AJ: Its going to be wonderful and (John) Beasley’s going to conduct with Stanley Clarke, Marcus Miller, Dianne Reeves, Ndugu, Byron Miller, Jeffrey Osborne and Phil Perry, with lots of other musicians and singers all there to help celebrate.
SC: Unfortunately, I think we’ll only play an hour and in D.C. we played for over two hours. But it was a different kind of festival, so this will be more of a musical statement. There will be some nice things played and said; I think the audience is really going to like it.
JT: Have you worked out what you’re going perform or is that a work in progress?
AJ: Yeah, still a work in progress and we’re going to do a broad cross-section of things. Beasley is going to do some pieces with the orchestra on their own and then Dianne Reeves and I will do something together. Phil Perry will probably do “Sweet Baby” and I know Stanley is going to do “Brazilian Love Affair.” I’ll probably butt in on his set—that’s all I’m going to tell you (laughs). Also Marcus Miller will do some stuff that’s on the new record I did.
JT: When your careers started taking off about 10 years after you first met, did you and George ever have one of those “Wow, I can’t believe we’re here” moments?
AJ: You know it, man. It was like a dream coming true and I’m still in it! In fact, two weeks ago, David Sanborn, Stanley and I were performing at Christian McBride’s school. Afterwards, we were answering questions from the students. Me and David were just sitting there smiling, shaking our heads up and down and side to side—sheer moments of joy. Every time George and I were in a studio or on a stage together he would say, “We were there.” If I knew I would live this long, I would have stopped drinking earlier (laughs).
JT: What are you working on now?
AJ: I did a tribute to George titled My Old Friend and it should be out very soon, probably July or August in the U.S. People like Dianne Reeves are on it, Stanley produced five songs, Marcus Miller produced four songs, and Boney James brought his horn to do “Bring Me Joy” and “No Rhyme, No Reason.” Even Dr. John is on this record, singing and talking. There are a lot a nice moments on this record and some of the songs will be performed at Playboy. We’re really looking forward to seeing how it will be received.

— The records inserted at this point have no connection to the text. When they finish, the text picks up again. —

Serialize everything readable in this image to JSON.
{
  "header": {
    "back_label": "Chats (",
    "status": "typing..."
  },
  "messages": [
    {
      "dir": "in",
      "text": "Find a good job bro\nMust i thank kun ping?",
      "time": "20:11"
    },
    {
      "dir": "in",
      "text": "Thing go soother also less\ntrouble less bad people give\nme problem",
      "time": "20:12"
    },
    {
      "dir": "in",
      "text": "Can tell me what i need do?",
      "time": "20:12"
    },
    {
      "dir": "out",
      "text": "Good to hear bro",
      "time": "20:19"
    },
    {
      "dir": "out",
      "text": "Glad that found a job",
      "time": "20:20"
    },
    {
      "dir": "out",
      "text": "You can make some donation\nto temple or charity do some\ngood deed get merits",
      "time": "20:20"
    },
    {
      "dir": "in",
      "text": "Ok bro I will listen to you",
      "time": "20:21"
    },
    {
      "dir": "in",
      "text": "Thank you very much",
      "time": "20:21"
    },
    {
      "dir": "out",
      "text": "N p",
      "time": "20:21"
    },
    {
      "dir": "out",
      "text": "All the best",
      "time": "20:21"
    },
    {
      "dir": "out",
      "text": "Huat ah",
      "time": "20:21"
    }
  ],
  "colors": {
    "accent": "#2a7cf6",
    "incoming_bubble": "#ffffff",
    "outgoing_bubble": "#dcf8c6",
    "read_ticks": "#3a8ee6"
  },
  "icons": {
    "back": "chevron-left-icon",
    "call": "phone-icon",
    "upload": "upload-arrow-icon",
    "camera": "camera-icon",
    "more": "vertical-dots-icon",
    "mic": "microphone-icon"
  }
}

SC: I have a new record that will be out September 30th and it has one of George’s songs on it, “Brazilian Love Affair.” Stewart Copeland, Paul Jackson Jr., one of the guitar players from the Eagles and Jimmy Herring from Widespread Panic will be on it, along with the Harlem String Quartet, who I wrote a piece for. Its called Last Train to Sanity and it’s very unusual. Yeah, lots of different things on the new CD.

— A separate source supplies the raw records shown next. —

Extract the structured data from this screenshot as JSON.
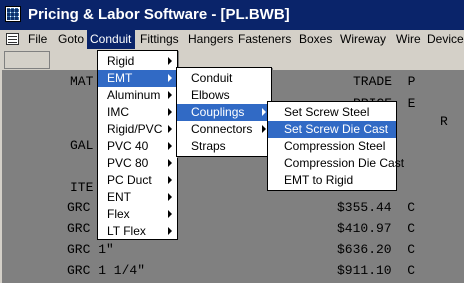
{
  "window": {
    "title": "Pricing & Labor Software - [PL.BWB]"
  },
  "menubar": {
    "items": [
      "File",
      "Goto",
      "Conduit",
      "Fittings",
      "Hangers",
      "Fasteners",
      "Boxes",
      "Wireway",
      "Wire",
      "Devices"
    ],
    "active": "Conduit"
  },
  "document": {
    "lines": [
      "MAT",
      "TRADE  P",
      "PRICE  E",
      "R",
      "GAL",
      "ITE",
      "GRC",
      "$355.44  C",
      "GRC",
      "$410.97  C",
      "GRC 1\"",
      "$636.20  C",
      "GRC 1 1/4\"",
      "$911.10  C"
    ]
  },
  "menus": {
    "conduit": {
      "items": [
        "Rigid",
        "EMT",
        "Aluminum",
        "IMC",
        "Rigid/PVC",
        "PVC 40",
        "PVC 80",
        "PC Duct",
        "ENT",
        "Flex",
        "LT Flex"
      ],
      "selected": "EMT"
    },
    "emt": {
      "items": [
        "Conduit",
        "Elbows",
        "Couplings",
        "Connectors",
        "Straps"
      ],
      "selected": "Couplings"
    },
    "couplings": {
      "items": [
        "Set Screw Steel",
        "Set Screw Die Cast",
        "Compression Steel",
        "Compression Die Cast",
        "EMT to Rigid"
      ],
      "selected": "Set Screw Die Cast"
    }
  }
}
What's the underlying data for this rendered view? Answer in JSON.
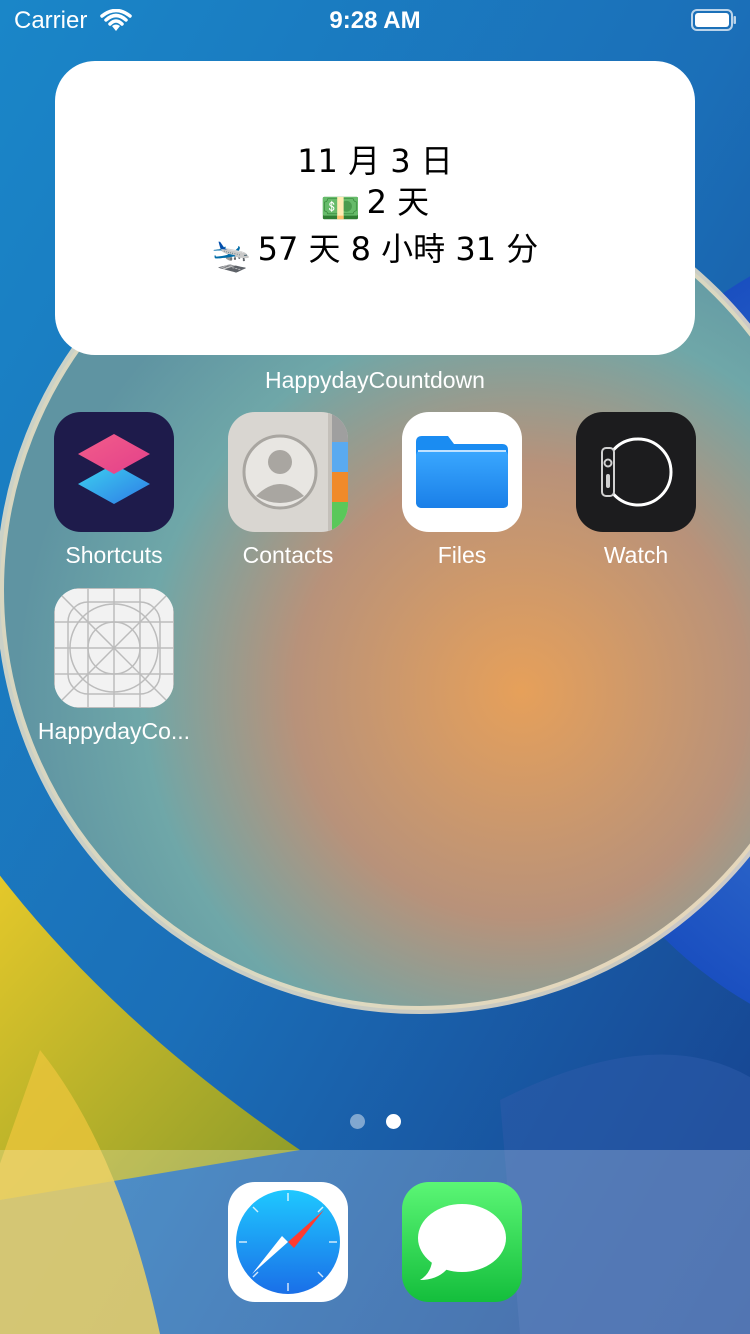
{
  "status_bar": {
    "carrier": "Carrier",
    "time": "9:28 AM",
    "wifi_icon": "wifi-icon",
    "battery_icon": "battery-icon"
  },
  "widget": {
    "line_date": "11 月 3 日",
    "line_money_emoji": "💵",
    "line_money": "2 天",
    "line_flight_emoji": "🛬",
    "line_flight": "57 天 8 小時 31 分",
    "label": "HappydayCountdown"
  },
  "apps": [
    {
      "label": "Shortcuts",
      "icon": "shortcuts-icon"
    },
    {
      "label": "Contacts",
      "icon": "contacts-icon"
    },
    {
      "label": "Files",
      "icon": "files-icon"
    },
    {
      "label": "Watch",
      "icon": "watch-icon"
    },
    {
      "label": "HappydayCo...",
      "icon": "placeholder-app-icon"
    }
  ],
  "page_indicator": {
    "pages": 2,
    "current": 2
  },
  "dock": [
    {
      "icon": "safari-icon"
    },
    {
      "icon": "messages-icon"
    }
  ],
  "colors": {
    "shortcuts_bg": "#1e1b4b",
    "files_blue": "#1a8cf2",
    "watch_bg": "#1c1c1e",
    "messages_green": "#32c759"
  }
}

JT: Is there anything about George you want to reveal that people don’t generally know?
AJ: George not only liked wine like Al Jarreau, but he got me to bring my own coffee on the road. He also had an incredible wine cellar that I wore out. He had a wonderful Moscow connection too. He, Stanley and I were invited there by a lovely singer/actress, Larisa Dolina. George wrote for her and I sang a song on her record. We also did a trio show on one of her programs with me playing drums and singing.
SC: You can probably pick it up in his music, but he was one of the warmest guys you could ever meet and like a Buddha. No matter how you felt, whenever you were in his presence, you left feeling better.
Playboy Jazz Festival
June 14-15, 2014
Hollywood Bowl, Los Angeles, CA
Artists: (subject to change)
The LAUSD/Beyond the Bell All City Jazz Band under the direction of Tony White and J.B. Dyas
The New Jump Blues featuring Antonio 'Huggy Bear' Fargas
Kenny Barron with special guest Ravi Coltrane
Butler, Bernstein & The Hot 9 featuring Henry Butler and Steven Bernstein
Arturo Sandoval Big Band
Celebrating George Duke! Al Jarreau and Stanley Clarke w/ Ndugu Chancler, Paul Jackson, Jr., Byron Miller, Greg Phillinganes, Josie James, Lil John Roberts
John Beasley, music director
Esperanza High School Band under the direction of Brad Davis
James Cotton Blues Band with special guest Big Jay McNeely
Juan de Marcos & The Afro-Cuban All Stars
Jon Batiste and Stay Human
Dave Holland, Kevin Eubanks, Craig Taborn and Eric Harland: PRISM
Dr. Lonnie Smith "In the Beginning" Octet
George Benson with special guest Earl Klugh
Los Amigos Invisibles
George Lopez, master of ceremonies